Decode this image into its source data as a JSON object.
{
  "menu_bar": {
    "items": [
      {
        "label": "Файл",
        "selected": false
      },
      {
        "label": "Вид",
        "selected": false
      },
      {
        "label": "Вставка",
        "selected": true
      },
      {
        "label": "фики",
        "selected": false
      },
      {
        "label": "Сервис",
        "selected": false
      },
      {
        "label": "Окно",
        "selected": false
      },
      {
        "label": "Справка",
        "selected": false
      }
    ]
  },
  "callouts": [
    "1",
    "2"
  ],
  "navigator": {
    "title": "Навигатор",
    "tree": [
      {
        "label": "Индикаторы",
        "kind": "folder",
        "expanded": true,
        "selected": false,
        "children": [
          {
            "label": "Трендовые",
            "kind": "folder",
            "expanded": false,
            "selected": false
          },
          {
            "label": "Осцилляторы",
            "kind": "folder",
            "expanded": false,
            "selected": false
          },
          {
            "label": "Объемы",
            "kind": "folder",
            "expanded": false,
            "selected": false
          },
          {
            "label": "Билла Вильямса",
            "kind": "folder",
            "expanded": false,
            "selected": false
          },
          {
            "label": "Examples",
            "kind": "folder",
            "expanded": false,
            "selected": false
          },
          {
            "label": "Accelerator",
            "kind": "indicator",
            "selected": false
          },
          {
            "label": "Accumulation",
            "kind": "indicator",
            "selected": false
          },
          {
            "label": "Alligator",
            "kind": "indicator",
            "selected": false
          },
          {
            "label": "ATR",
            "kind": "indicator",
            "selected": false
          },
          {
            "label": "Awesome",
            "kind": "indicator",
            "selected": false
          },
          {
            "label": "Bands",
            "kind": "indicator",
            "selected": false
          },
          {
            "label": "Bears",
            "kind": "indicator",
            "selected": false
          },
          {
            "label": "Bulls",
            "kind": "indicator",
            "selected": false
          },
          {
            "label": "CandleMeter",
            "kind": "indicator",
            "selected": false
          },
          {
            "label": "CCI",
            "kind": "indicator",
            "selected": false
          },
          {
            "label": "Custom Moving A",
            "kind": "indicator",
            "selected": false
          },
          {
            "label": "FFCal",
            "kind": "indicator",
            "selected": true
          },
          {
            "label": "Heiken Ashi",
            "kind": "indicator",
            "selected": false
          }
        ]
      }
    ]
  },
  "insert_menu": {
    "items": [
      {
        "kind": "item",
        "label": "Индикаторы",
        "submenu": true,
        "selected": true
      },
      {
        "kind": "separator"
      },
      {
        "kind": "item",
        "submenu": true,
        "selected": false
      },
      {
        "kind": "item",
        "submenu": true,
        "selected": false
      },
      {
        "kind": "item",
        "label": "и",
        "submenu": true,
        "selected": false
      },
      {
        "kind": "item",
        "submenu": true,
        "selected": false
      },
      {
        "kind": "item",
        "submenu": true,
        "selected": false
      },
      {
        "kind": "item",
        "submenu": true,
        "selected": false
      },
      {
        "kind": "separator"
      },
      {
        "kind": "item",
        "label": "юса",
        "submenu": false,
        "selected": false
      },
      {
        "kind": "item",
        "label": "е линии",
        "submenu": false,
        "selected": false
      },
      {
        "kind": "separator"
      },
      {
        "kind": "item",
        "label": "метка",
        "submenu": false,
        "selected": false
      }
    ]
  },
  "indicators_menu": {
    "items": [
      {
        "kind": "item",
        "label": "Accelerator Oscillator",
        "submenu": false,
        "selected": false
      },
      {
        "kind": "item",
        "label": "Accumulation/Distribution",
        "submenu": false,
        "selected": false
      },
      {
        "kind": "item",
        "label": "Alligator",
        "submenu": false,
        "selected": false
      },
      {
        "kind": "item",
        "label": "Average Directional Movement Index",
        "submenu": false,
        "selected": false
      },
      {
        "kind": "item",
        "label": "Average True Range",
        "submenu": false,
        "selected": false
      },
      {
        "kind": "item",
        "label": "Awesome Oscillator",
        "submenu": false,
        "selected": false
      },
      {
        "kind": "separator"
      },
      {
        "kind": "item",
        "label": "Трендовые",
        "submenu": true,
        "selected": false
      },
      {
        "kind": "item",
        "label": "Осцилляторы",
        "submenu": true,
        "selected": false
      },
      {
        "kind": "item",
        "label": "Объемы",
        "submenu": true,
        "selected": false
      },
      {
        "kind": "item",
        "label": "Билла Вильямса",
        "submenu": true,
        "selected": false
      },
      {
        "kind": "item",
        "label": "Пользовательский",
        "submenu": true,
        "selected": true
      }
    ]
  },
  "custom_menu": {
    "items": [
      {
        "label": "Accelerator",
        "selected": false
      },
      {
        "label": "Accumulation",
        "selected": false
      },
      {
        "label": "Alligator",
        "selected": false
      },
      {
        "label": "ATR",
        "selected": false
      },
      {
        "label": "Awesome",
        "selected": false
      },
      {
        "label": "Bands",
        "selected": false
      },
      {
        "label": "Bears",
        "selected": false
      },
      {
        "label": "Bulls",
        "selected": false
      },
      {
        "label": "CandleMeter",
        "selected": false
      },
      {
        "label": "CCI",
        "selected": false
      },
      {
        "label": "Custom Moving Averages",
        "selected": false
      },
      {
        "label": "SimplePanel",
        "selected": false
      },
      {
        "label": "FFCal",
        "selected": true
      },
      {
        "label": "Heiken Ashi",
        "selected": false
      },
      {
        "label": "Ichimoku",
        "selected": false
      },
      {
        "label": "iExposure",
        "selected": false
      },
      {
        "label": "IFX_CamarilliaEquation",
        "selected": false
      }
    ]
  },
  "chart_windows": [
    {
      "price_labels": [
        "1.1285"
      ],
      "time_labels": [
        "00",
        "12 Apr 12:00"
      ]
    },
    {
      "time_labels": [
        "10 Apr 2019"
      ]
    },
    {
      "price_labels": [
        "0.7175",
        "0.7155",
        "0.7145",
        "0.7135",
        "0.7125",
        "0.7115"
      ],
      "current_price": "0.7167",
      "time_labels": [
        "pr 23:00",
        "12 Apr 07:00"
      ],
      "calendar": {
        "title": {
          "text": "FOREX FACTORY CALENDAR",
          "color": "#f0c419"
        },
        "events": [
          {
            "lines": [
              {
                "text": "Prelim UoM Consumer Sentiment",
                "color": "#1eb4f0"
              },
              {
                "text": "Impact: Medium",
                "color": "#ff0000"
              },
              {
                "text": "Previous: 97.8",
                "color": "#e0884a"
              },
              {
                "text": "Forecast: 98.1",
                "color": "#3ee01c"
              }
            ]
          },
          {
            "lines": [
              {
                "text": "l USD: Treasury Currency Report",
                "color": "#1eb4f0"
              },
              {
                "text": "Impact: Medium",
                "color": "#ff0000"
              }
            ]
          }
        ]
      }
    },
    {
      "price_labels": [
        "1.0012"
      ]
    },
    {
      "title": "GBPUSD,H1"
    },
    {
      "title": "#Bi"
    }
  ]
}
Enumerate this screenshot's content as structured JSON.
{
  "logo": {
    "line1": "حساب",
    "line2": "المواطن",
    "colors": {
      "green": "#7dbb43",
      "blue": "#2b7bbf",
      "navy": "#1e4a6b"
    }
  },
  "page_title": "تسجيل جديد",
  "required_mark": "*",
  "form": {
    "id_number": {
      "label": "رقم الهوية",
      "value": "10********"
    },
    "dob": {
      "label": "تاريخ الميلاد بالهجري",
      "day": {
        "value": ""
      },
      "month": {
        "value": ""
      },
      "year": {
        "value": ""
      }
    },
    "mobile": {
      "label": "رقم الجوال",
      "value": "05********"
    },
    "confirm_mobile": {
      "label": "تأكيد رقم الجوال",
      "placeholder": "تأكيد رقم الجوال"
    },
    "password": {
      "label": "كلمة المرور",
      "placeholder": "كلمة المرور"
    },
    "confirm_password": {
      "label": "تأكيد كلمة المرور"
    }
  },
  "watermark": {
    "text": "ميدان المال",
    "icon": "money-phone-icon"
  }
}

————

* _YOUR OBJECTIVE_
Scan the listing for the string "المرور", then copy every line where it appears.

* _EXERCISE RESULT_
      "label": "كلمة المرور",
      "placeholder": "كلمة المرور"
      "label": "تأكيد كلمة المرور"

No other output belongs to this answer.